Winner of the Bear

Each time your child visits for a dental appointment, they are added to the Winner of the Bear raffle. A name is drawn every three months, and the winner receives a free teddy bear like the one pictured here!

Proper dental care begins before a baby's first tooth appears. Just because you can't see the teeth doesn't mean they aren't there. Teeth actually begin to form in the second trimester of pregnancy. At birth, your baby has 20 primary teeth, some of which are fully developed in the jaw.

Running a damp washcloth over a baby's gums daily will help clear away harmful bacteria. Parents can brush kids' teeth as they come in with an infant toothbrush, using water with just a smear of toothpaste until about age 2.

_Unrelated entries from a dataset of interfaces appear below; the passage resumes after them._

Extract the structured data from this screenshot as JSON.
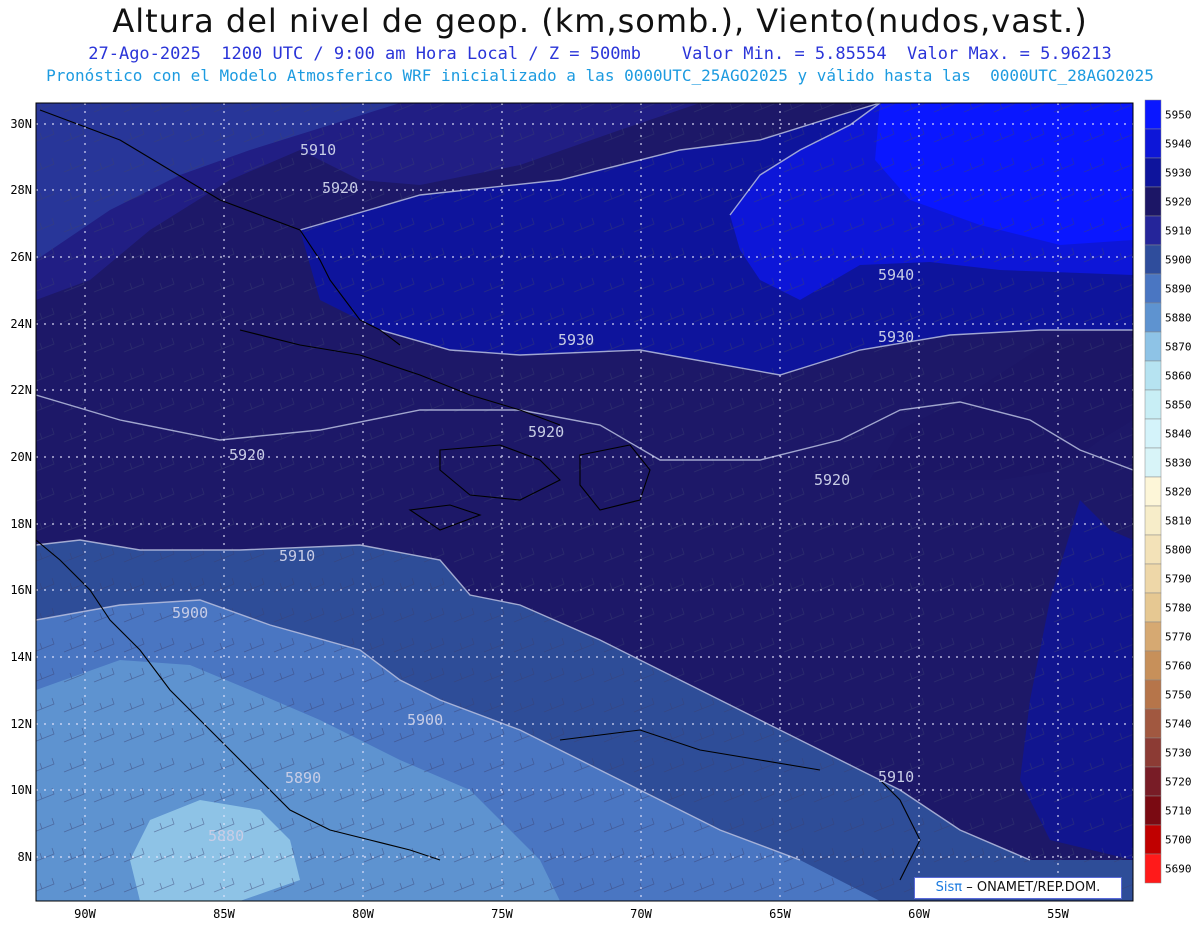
{
  "header": {
    "title": "Altura del nivel de geop. (km,somb.), Viento(nudos,vast.)",
    "line1": "27-Ago-2025  1200 UTC / 9:00 am Hora Local / Z = 500mb    Valor Min. = 5.85554  Valor Max. = 5.96213",
    "line2": "Pronóstico con el Modelo Atmosferico WRF inicializado a las 0000UTC_25AGO2025 y válido hasta las  0000UTC_28AGO2025"
  },
  "map": {
    "lat_ticks": [
      "30N",
      "28N",
      "26N",
      "24N",
      "22N",
      "20N",
      "18N",
      "16N",
      "14N",
      "12N",
      "10N",
      "8N"
    ],
    "lon_ticks": [
      "90W",
      "85W",
      "80W",
      "75W",
      "70W",
      "65W",
      "60W",
      "55W"
    ],
    "contour_labels": [
      {
        "text": "5910",
        "region": "upper-left"
      },
      {
        "text": "5920",
        "region": "upper-left"
      },
      {
        "text": "5940",
        "region": "upper-right"
      },
      {
        "text": "5930",
        "region": "center"
      },
      {
        "text": "5930",
        "region": "right"
      },
      {
        "text": "5920",
        "region": "center"
      },
      {
        "text": "5920",
        "region": "left"
      },
      {
        "text": "5920",
        "region": "right"
      },
      {
        "text": "5910",
        "region": "left"
      },
      {
        "text": "5900",
        "region": "left"
      },
      {
        "text": "5900",
        "region": "lower-center"
      },
      {
        "text": "5890",
        "region": "lower-left"
      },
      {
        "text": "5880",
        "region": "lower-left"
      },
      {
        "text": "5910",
        "region": "lower-right"
      }
    ]
  },
  "legend": {
    "levels": [
      "5950",
      "5940",
      "5930",
      "5920",
      "5910",
      "5900",
      "5890",
      "5880",
      "5870",
      "5860",
      "5850",
      "5840",
      "5830",
      "5820",
      "5810",
      "5800",
      "5790",
      "5780",
      "5770",
      "5760",
      "5750",
      "5740",
      "5730",
      "5720",
      "5710",
      "5700",
      "5690"
    ],
    "colors": [
      "#0a17ff",
      "#0d16d8",
      "#0e149c",
      "#1c1666",
      "#25259a",
      "#2f4d9c",
      "#4a76c2",
      "#5e93d0",
      "#8ec3e6",
      "#b6e3f1",
      "#c8eef5",
      "#d4f3fa",
      "#d8f4f8",
      "#fdf6d8",
      "#f7edc9",
      "#f3e2b8",
      "#eed7a8",
      "#e6c892",
      "#d6a972",
      "#c7905a",
      "#b6754a",
      "#a15840",
      "#8c3b34",
      "#781c26",
      "#7a0a12",
      "#c00000",
      "#ff1a1a"
    ]
  },
  "credit": {
    "brand": "Sisπ",
    "text": "– ONAMET/REP.DOM."
  }
}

Around age 2, most kids can spit while brushing. Use a pea-sized amount of toothpaste, with supervision, until around age 5.

Even babies can develop tooth decay if good feeding habits aren't practiced. Putting a baby to sleep with a bottle might be convenient, but can harm the baby's teeth. When the sugars from juice or milk remain on a baby's teeth for hours, they can eat away at the enamel, creating a condition known as "bottle mouth." Pocked, pitted, or discolored front teeth are signs of bottle mouth. Severe cases result in cavities.

No Cavities Club

Every child who is cavity-free gets their picture taken, and they become a part of our No Cavities Club!

Here are nine pieces of good advice that parents can follow to keep their children from getting cavities:

  1. Mothers should reduce their own oral bacterial infection through dental care and effective oral home care during prenatal and postnatal periods.
  2. Avoid propping a bottle in the crib.
  3. Avoid excessive nighttime bottle or breastfeeding.
  4. Try comforting the child with a pacifier or favorite toy or blanket instead of using the bottle or breast as a pacifier.
  5. If water is unfloridated, discuss fluoride drops or tablets with the dentist. Fluoride can be obtained with a prescription.
  6. Clean a child's teeth as soon as they erupt. Parents should use a damp cloth or a toothbrush to clean the teeth. Cleaning a child's teeth remains the parent's responsibility into the preschool years.
  7. Check teeth regularly for any chalky white or brown spots that could be the beginning of decay.
  8. Bring the child to the dentist whenever a dental problem is suspected.
  9. A child's first visit to the dentist should be made by age 3 or six months after the first tooth erupts, unless the parent suspects a problem with the teeth.